This is a small follow-up to my previous article in this thread.
Many thanks to Bill Gosper for kindly sending me a copy of a pertinent e-mail, reproduced below my signature. (As I had indicated previously, the non-principal branches of the inverse of the gamma function are reasonably easily dealt with.) His e-mail answers a question asked by Leroy Quet on 1999/07/31 from the thread "Inverse Factorial": "I wonder if there is an integral or series representation for the inverse of Gamma(x) for any particular range of x's."

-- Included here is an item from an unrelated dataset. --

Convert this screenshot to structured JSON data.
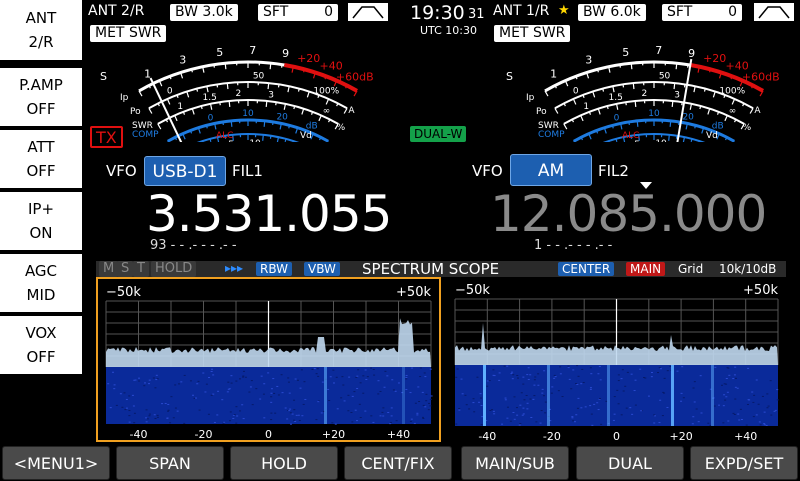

Regards, David Cantrell ----------------------------------- >Date: Fri, 16 Feb 1996 00:45-0800 >Subject: inverse factorial >To: firstname.lastname@example.org In-Reply-To: <19960215084321.6.RWG@SRINI.macsyma.com> Message-Id: <19960216084525.7.RWG@SRINI.macsyma.com>
Someone recently complained that Macsyma couldn't solve x! = 720. In general, there are infinitely many solutions to x! = f, the one near -n being n psi (n) (- 1) 0 (d1114) x = - n - ---------- + ------------ (n - 1)! f 2 2 (n - 1)! f
For |f| sufficiently small, this fails to converge until n is sufficiently large that the turning points of ! are smaller in magnitude than |f|. This suggests that the "radius of divergence" (1/radius of convergence) of the series = |(turning pt nearest to -n)!|. This would give equal radii (|f| = 3.5446436111550050891219639932755823752019 = - (-1.5040830082644554092582693045333024989554)!) for n=1 and n=2, whose series indeed have the same denominators.